§ **WORK INSTRUCTIONS**
Find and copy each line in the material below where the string "icon" occurs.

§ **RECORDS FOR THE TASK**
====

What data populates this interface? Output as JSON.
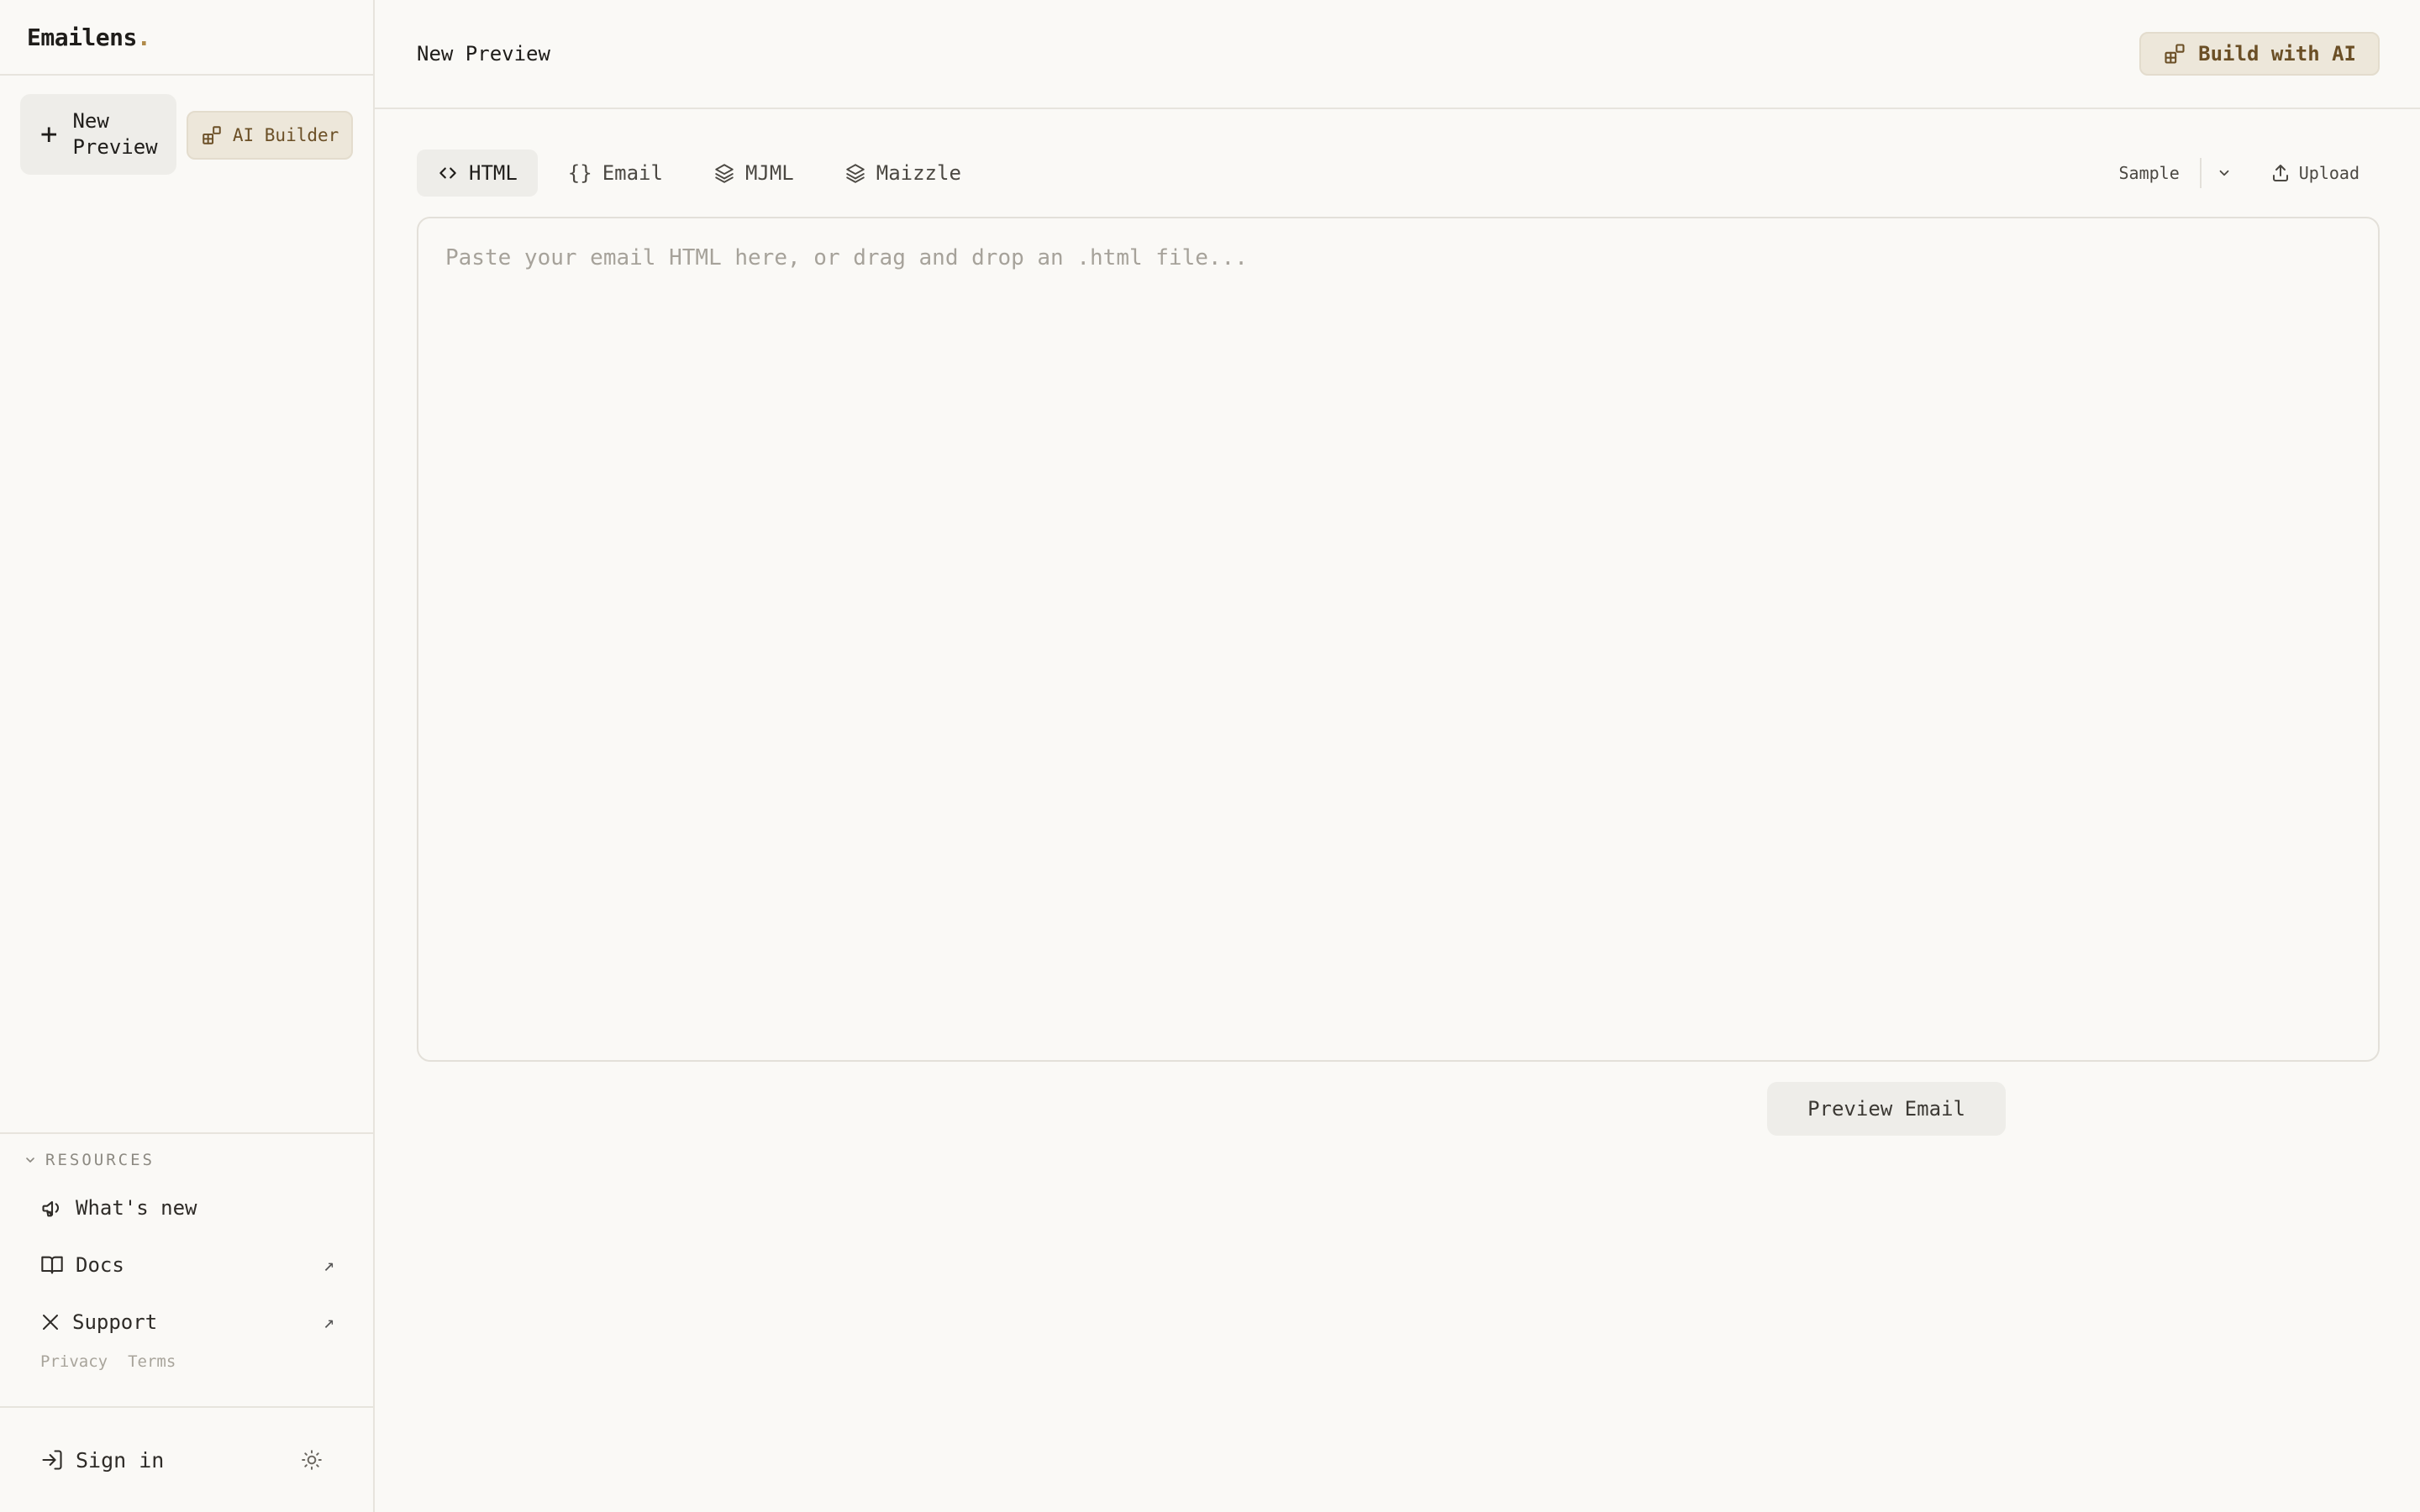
{
  "brand": {
    "name": "Emailens",
    "dot": "."
  },
  "sidebar": {
    "new_preview": "New\nPreview",
    "ai_builder": "AI Builder",
    "resources_heading": "RESOURCES",
    "items": [
      {
        "label": "What's new",
        "icon": "megaphone-icon",
        "external": false
      },
      {
        "label": "Docs",
        "icon": "book-icon",
        "external": true
      },
      {
        "label": "Support",
        "icon": "x-logo-icon",
        "external": true
      }
    ],
    "legal": {
      "privacy": "Privacy",
      "terms": "Terms"
    },
    "sign_in": "Sign in"
  },
  "header": {
    "title": "New Preview",
    "build_ai": "Build with AI"
  },
  "tabs": [
    {
      "label": "HTML",
      "icon": "code-icon",
      "active": true
    },
    {
      "label": "Email",
      "icon": "braces-icon",
      "active": false
    },
    {
      "label": "MJML",
      "icon": "layers-icon",
      "active": false
    },
    {
      "label": "Maizzle",
      "icon": "layers-icon",
      "active": false
    }
  ],
  "tools": {
    "sample": "Sample",
    "upload": "Upload"
  },
  "editor": {
    "placeholder": "Paste your email HTML here, or drag and drop an .html file..."
  },
  "actions": {
    "preview": "Preview Email"
  },
  "colors": {
    "accent": "#6b4f26",
    "background": "#faf9f6",
    "border": "#e7e4dd"
  }
}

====

§ **SOLUTION TO THIS TASK**
        "icon": "megaphone-icon",
        "icon": "book-icon",
        "icon": "x-logo-icon",
      "icon": "code-icon",
      "icon": "braces-icon",
      "icon": "layers-icon",
      "icon": "layers-icon",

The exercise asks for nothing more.